Powerful unmanned mini-destroyers are also being designed, with advanced radars, torpedo tubes and the latest surface-to-air missiles. They are able to pack a powerful punch, especially when networked together, and analysts consider this a rival to the US’s unmanned surface vehicle (USV), the Sea Hunter.
China is competing neck and neck with the US in unmanned weapons systems. There is a fierce debate within Chinese military circles about where to put its significant yet finite resources to the greatest effect. Many argue for funding to go to the large, visible ships like aircraft carriers and cruisers. However, there is a growing voice within the People’s Liberation Army that argues for smaller, smarter, well-armed vessels. While nothing in themselves, when networked together in a coordinated “swarm” fleet of distributed firepower, they become overwhelming. Like an army of ants, several might be destroyed, but acting together, they eventually overpower a much larger force, and China is at the forefront of this vital technology.
This kind of strategic planning is crucial if China is to win the next war fought on the ocean. Future conflicts will not be won with today’s weapons, but with tomorrow’s. The country that invents these new systems and trains realistically on how to use them to their best advantage, will prevail.

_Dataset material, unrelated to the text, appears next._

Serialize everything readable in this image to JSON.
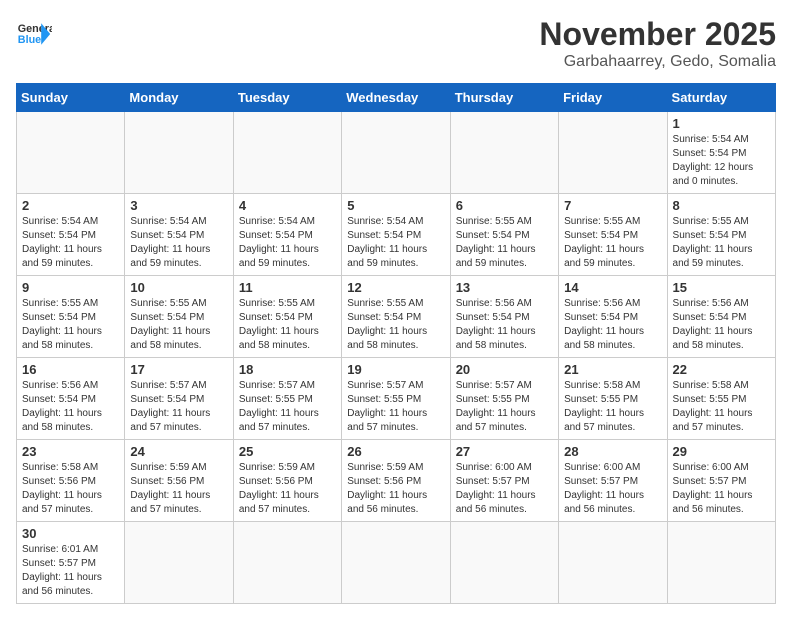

With the launch of the Fujian, the naval arms race in the Pacific Ocean has just picked up the pace and shows no sign of slowing down. China’s production of new and advanced warships is growing by the day. This new leviathan now aims to challenge the might of the US navy, not content to be a regional player but a superpower in its own right.